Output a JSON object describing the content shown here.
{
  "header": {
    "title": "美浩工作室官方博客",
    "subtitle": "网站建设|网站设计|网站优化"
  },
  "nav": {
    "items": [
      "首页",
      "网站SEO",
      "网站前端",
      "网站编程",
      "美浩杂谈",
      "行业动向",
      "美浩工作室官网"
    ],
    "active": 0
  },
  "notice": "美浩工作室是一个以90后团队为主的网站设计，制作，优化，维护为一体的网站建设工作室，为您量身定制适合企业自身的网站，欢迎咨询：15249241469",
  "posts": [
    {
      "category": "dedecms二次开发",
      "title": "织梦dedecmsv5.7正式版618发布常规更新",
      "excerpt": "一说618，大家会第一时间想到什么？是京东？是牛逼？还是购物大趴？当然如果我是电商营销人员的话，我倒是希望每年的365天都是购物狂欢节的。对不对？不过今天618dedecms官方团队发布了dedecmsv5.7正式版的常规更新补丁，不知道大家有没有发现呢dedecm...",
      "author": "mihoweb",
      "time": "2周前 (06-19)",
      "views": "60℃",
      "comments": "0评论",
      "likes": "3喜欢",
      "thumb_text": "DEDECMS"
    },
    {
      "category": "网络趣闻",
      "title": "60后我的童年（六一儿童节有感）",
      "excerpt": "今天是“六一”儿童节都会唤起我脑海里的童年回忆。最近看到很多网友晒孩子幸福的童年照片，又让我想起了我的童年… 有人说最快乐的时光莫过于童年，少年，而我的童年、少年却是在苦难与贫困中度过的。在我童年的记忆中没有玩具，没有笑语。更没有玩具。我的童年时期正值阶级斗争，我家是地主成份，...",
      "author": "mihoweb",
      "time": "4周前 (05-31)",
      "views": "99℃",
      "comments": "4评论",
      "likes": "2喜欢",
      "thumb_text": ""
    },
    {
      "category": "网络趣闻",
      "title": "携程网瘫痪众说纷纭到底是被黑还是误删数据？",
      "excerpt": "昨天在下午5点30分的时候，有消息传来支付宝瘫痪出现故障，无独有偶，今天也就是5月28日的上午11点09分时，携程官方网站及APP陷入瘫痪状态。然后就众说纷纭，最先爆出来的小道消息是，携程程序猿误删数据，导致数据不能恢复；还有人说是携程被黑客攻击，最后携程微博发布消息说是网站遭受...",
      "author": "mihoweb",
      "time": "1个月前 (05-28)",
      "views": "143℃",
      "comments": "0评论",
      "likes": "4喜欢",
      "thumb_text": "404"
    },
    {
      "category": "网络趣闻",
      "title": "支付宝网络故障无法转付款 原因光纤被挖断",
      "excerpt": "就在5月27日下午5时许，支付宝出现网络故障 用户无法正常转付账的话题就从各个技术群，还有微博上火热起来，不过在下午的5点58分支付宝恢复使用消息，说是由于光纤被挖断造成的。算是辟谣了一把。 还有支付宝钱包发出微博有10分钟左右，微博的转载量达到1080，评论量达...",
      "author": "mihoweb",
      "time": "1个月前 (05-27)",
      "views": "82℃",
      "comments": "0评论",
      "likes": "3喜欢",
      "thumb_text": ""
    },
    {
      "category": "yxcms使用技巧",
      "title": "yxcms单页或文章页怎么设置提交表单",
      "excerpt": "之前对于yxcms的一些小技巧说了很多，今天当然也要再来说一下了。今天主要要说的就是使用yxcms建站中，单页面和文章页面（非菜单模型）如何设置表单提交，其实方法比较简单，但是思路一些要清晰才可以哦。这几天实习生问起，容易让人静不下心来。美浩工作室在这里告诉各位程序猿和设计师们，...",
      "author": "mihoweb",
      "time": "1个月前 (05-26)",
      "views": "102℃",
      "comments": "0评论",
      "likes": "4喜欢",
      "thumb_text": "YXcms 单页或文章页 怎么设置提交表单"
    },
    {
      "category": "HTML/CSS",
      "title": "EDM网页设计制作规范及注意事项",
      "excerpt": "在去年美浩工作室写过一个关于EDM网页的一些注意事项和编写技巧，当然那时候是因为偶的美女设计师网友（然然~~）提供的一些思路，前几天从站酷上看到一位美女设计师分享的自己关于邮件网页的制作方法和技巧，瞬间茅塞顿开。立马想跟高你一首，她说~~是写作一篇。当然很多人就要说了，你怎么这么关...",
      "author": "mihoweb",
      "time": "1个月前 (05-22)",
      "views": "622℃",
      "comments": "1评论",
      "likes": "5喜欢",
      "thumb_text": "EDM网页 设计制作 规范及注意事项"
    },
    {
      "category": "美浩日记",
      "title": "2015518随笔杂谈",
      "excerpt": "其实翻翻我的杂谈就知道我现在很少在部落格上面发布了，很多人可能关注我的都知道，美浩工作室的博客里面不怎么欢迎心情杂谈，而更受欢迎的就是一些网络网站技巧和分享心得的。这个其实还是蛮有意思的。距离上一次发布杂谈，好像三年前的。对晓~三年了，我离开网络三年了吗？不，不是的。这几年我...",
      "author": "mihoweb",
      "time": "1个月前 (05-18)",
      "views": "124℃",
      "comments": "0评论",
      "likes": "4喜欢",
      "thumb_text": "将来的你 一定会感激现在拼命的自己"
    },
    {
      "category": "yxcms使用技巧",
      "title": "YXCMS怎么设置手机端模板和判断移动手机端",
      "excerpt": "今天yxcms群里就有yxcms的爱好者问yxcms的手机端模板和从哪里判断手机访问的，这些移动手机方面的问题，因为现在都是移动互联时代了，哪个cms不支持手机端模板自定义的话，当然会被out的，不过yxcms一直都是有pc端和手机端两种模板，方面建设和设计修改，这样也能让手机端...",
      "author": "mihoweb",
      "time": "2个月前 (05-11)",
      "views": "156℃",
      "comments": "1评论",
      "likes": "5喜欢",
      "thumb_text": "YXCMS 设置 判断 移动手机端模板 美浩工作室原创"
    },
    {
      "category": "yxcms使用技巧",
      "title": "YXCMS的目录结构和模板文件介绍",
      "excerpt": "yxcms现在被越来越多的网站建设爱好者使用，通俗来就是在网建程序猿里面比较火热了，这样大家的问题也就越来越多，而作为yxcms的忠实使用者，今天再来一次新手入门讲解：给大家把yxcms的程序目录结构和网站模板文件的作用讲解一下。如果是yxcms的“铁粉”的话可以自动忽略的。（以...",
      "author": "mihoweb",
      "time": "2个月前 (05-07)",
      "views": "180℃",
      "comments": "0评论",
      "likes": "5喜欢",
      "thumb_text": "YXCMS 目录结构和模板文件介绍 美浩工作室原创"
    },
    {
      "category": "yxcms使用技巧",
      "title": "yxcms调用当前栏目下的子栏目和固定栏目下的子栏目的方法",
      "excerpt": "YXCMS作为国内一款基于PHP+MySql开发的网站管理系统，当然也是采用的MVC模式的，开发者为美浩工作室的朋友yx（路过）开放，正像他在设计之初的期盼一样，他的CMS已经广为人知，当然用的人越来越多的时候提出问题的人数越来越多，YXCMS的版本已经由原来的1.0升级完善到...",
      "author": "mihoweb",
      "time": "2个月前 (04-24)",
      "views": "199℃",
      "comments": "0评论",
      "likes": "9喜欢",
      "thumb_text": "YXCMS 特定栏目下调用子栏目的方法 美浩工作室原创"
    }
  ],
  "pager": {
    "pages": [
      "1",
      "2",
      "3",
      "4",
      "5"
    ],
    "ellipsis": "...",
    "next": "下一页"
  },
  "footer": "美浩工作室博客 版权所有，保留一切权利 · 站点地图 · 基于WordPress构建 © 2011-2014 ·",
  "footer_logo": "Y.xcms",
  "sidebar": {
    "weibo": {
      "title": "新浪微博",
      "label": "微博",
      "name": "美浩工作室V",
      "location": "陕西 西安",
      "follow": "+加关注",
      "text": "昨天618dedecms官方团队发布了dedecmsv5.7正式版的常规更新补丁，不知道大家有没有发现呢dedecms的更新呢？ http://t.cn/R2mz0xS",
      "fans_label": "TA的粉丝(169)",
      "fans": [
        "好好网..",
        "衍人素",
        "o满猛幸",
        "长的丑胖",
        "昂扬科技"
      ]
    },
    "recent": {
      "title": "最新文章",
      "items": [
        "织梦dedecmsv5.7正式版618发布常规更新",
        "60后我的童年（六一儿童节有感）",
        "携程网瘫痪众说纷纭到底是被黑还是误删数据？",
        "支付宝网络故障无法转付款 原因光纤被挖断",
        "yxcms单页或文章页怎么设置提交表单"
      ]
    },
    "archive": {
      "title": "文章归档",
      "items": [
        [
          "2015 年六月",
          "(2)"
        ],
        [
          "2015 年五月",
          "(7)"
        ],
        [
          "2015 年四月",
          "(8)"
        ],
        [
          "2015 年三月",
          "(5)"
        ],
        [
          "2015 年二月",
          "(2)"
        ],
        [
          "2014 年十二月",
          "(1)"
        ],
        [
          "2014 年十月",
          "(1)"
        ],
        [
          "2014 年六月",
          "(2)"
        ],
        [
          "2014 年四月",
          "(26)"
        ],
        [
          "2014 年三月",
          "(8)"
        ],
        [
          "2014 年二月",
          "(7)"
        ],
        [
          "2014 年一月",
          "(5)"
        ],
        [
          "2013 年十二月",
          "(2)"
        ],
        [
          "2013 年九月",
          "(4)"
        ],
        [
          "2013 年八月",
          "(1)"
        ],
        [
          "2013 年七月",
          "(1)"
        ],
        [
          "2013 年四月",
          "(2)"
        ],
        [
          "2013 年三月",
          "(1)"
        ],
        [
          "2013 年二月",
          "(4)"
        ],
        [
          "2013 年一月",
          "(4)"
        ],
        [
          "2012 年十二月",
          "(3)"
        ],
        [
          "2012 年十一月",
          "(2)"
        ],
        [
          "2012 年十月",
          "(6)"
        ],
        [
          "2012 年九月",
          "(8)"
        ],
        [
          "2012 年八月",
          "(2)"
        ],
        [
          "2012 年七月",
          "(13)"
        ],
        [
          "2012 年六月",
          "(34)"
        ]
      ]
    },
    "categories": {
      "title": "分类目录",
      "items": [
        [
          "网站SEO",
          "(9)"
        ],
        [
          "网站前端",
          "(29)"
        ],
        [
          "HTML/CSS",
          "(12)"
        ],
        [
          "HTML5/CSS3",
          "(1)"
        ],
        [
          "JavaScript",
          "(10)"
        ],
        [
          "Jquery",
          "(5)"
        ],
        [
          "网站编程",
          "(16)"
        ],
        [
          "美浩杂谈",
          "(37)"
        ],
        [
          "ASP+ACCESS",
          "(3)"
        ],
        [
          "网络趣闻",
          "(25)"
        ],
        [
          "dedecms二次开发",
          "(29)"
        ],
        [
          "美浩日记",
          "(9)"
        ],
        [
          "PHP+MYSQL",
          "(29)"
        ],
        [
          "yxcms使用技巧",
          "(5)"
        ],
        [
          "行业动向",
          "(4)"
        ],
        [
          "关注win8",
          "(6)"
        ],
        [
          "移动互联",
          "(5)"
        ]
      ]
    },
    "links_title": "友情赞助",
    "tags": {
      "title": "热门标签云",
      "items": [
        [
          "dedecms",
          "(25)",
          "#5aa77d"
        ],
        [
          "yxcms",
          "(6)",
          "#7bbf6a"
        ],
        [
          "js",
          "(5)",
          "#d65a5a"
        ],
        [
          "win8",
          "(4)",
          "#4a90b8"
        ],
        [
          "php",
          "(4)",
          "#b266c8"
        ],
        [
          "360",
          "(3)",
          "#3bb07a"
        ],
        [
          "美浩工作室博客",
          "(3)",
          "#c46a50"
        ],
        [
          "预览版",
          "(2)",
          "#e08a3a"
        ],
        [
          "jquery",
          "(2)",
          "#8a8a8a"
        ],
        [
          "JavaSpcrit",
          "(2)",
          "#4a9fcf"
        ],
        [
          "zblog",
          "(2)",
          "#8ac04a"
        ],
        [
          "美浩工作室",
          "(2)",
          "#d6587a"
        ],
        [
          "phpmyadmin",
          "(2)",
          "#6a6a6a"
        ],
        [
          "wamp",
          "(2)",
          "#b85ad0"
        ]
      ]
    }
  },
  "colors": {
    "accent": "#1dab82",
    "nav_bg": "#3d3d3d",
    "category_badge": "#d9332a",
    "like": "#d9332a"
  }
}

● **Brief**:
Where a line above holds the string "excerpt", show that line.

● **Answer for the task**:
      "excerpt": "一说618，大家会第一时间想到什么？是京东？是牛逼？还是购物大趴？当然如果我是电商营销人员的话，我倒是希望每年的365天都是购物狂欢节的。对不对？不过今天618dedecms官方团队发布了dedecmsv5.7正式版的常规更新补丁，不知道大家有没有发现呢dedecm...",
      "excerpt": "今天是“六一”儿童节都会唤起我脑海里的童年回忆。最近看到很多网友晒孩子幸福的童年照片，又让我想起了我的童年… 有人说最快乐的时光莫过于童年，少年，而我的童年、少年却是在苦难与贫困中度过的。在我童年的记忆中没有玩具，没有笑语。更没有玩具。我的童年时期正值阶级斗争，我家是地主成份，...",
      "excerpt": "昨天在下午5点30分的时候，有消息传来支付宝瘫痪出现故障，无独有偶，今天也就是5月28日的上午11点09分时，携程官方网站及APP陷入瘫痪状态。然后就众说纷纭，最先爆出来的小道消息是，携程程序猿误删数据，导致数据不能恢复；还有人说是携程被黑客攻击，最后携程微博发布消息说是网站遭受...",
      "excerpt": "就在5月27日下午5时许，支付宝出现网络故障 用户无法正常转付账的话题就从各个技术群，还有微博上火热起来，不过在下午的5点58分支付宝恢复使用消息，说是由于光纤被挖断造成的。算是辟谣了一把。 还有支付宝钱包发出微博有10分钟左右，微博的转载量达到1080，评论量达...",
      "excerpt": "之前对于yxcms的一些小技巧说了很多，今天当然也要再来说一下了。今天主要要说的就是使用yxcms建站中，单页面和文章页面（非菜单模型）如何设置表单提交，其实方法比较简单，但是思路一些要清晰才可以哦。这几天实习生问起，容易让人静不下心来。美浩工作室在这里告诉各位程序猿和设计师们，...",
      "excerpt": "在去年美浩工作室写过一个关于EDM网页的一些注意事项和编写技巧，当然那时候是因为偶的美女设计师网友（然然~~）提供的一些思路，前几天从站酷上看到一位美女设计师分享的自己关于邮件网页的制作方法和技巧，瞬间茅塞顿开。立马想跟高你一首，她说~~是写作一篇。当然很多人就要说了，你怎么这么关...",
      "excerpt": "其实翻翻我的杂谈就知道我现在很少在部落格上面发布了，很多人可能关注我的都知道，美浩工作室的博客里面不怎么欢迎心情杂谈，而更受欢迎的就是一些网络网站技巧和分享心得的。这个其实还是蛮有意思的。距离上一次发布杂谈，好像三年前的。对晓~三年了，我离开网络三年了吗？不，不是的。这几年我...",
      "excerpt": "今天yxcms群里就有yxcms的爱好者问yxcms的手机端模板和从哪里判断手机访问的，这些移动手机方面的问题，因为现在都是移动互联时代了，哪个cms不支持手机端模板自定义的话，当然会被out的，不过yxcms一直都是有pc端和手机端两种模板，方面建设和设计修改，这样也能让手机端...",
      "excerpt": "yxcms现在被越来越多的网站建设爱好者使用，通俗来就是在网建程序猿里面比较火热了，这样大家的问题也就越来越多，而作为yxcms的忠实使用者，今天再来一次新手入门讲解：给大家把yxcms的程序目录结构和网站模板文件的作用讲解一下。如果是yxcms的“铁粉”的话可以自动忽略的。（以...",
      "excerpt": "YXCMS作为国内一款基于PHP+MySql开发的网站管理系统，当然也是采用的MVC模式的，开发者为美浩工作室的朋友yx（路过）开放，正像他在设计之初的期盼一样，他的CMS已经广为人知，当然用的人越来越多的时候提出问题的人数越来越多，YXCMS的版本已经由原来的1.0升级完善到...",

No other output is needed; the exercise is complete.